The study, led by Jeanne Sibiude, from the French Institute of Health and Medical Research’s (INSERM’s) Center for Research in Epidemiology and Population Health, examined records of children born between 1994 and 2010 to HIV-infected mothers who gave birth in 90 medical centers across France. The 13,124 babies in question were exposed to antiretroviral drugs in utero.

Sibiude’s research team used two classification systems for birth defects — the EUROCAT and the MACDP — to identify the babies who experienced defects:

  • The EUROCAT is a network of registries that documents congenital anomalies in 20 European nations. It lists about 1.5 million births in its collective registry.
  • The MACDP is the Metropolitan Atlanta (Georgia) Congenital Defects Program established by the US Centers for Disease Control and Prevention in 1967 to track birth defects in the city’s metropolitan area.

The mothers of the babies in the study had taken at least one of the following antiretroviral drugs during pregnancy:

  • Abacavir
  • Efavirenz
  • Lopinavir
  • Nevirapine
  • Ritonavir
  • Stavudine
  • Tenofovir
  • Zidovudine

The INSERM research team did not have data that documented pregnancy terminations, stillbirths, the mother’s use of alcohol or tobacco during pregnancy, or any other medications she was taking along with the antiretrovirals.

The antiretrovirals were effective in preventing transmission of the virus to the babies and the number of birth defects recorded was very small.
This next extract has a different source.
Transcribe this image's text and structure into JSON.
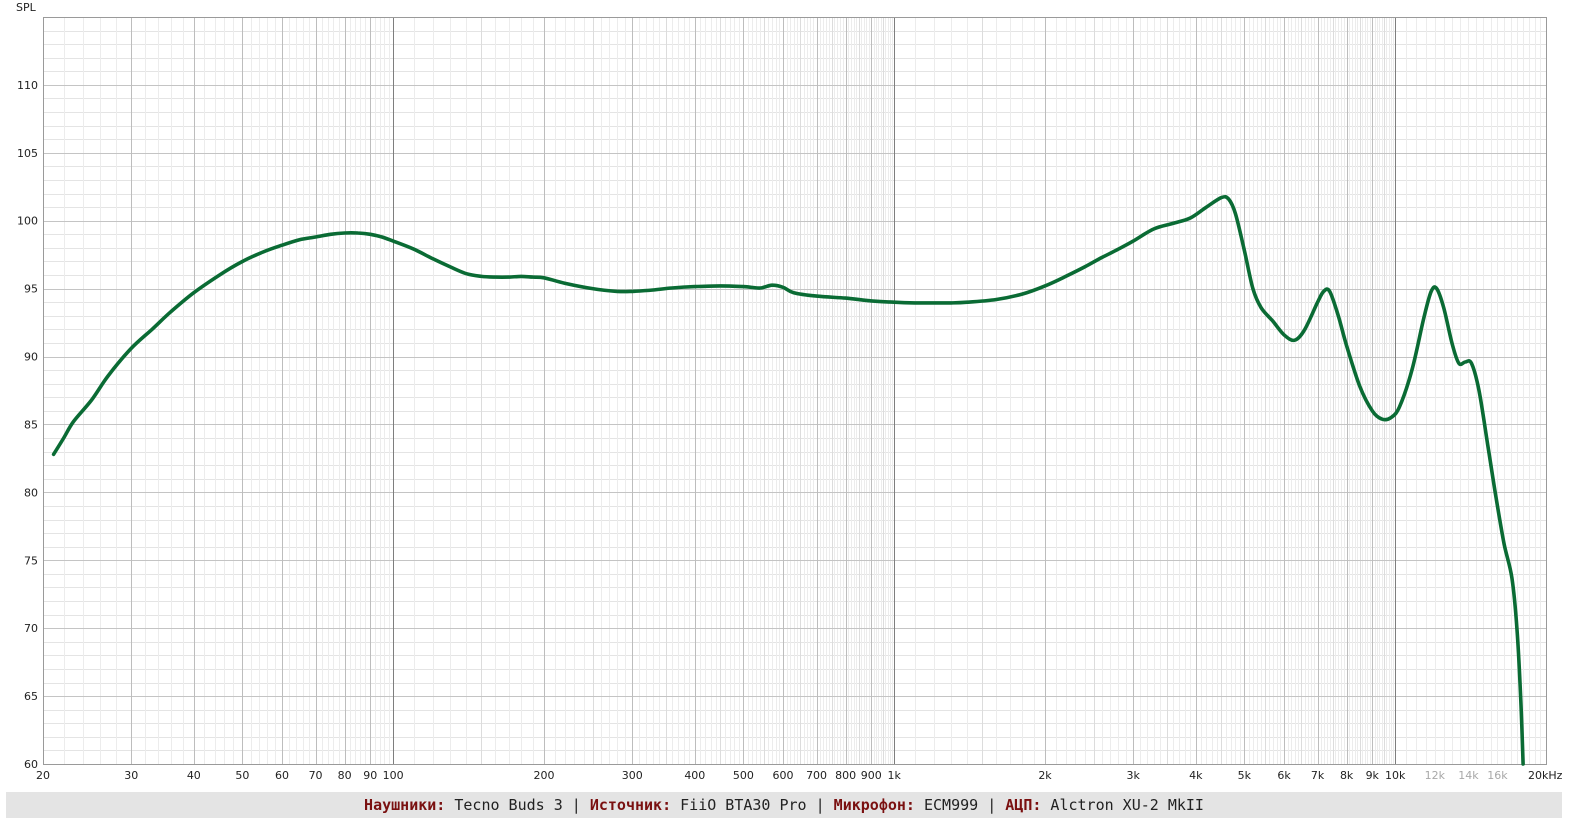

Birth defects were associated with only two of the eight drugs under study. Classification systems seemed to make a difference, too:

  • 0.7% increased risk of neurological birth defects after exposure to efavirenz but only when the MACDP classification system was applied
  • 1.2% increased risk of heart defects when zidovudine was taken; results were the same using both classification systems.

Babies exposed to the remaining six antiretroviral drugs during gestation exhibited no signs of birth defects regardless of which classification system was used.

The researchers conclude: “Whatever the impact that some (antiretroviral) drugs may have on birth defects, it is surpassed by the major role of (antiretroviral therapy) in the successful prevention of mother-to-child transmission of HIV.”

Source: Sibiude, Jeanne, et al. “Association Between Prenatal Exposure to Antiretroviral Therapy and Birth Defects: An Analysis of the French Perinatal Cohort Study (ANRS CO1/CO11).” PLOS / Medicine. PLOS. Apr 29, 2014. Web. May 14, 2014.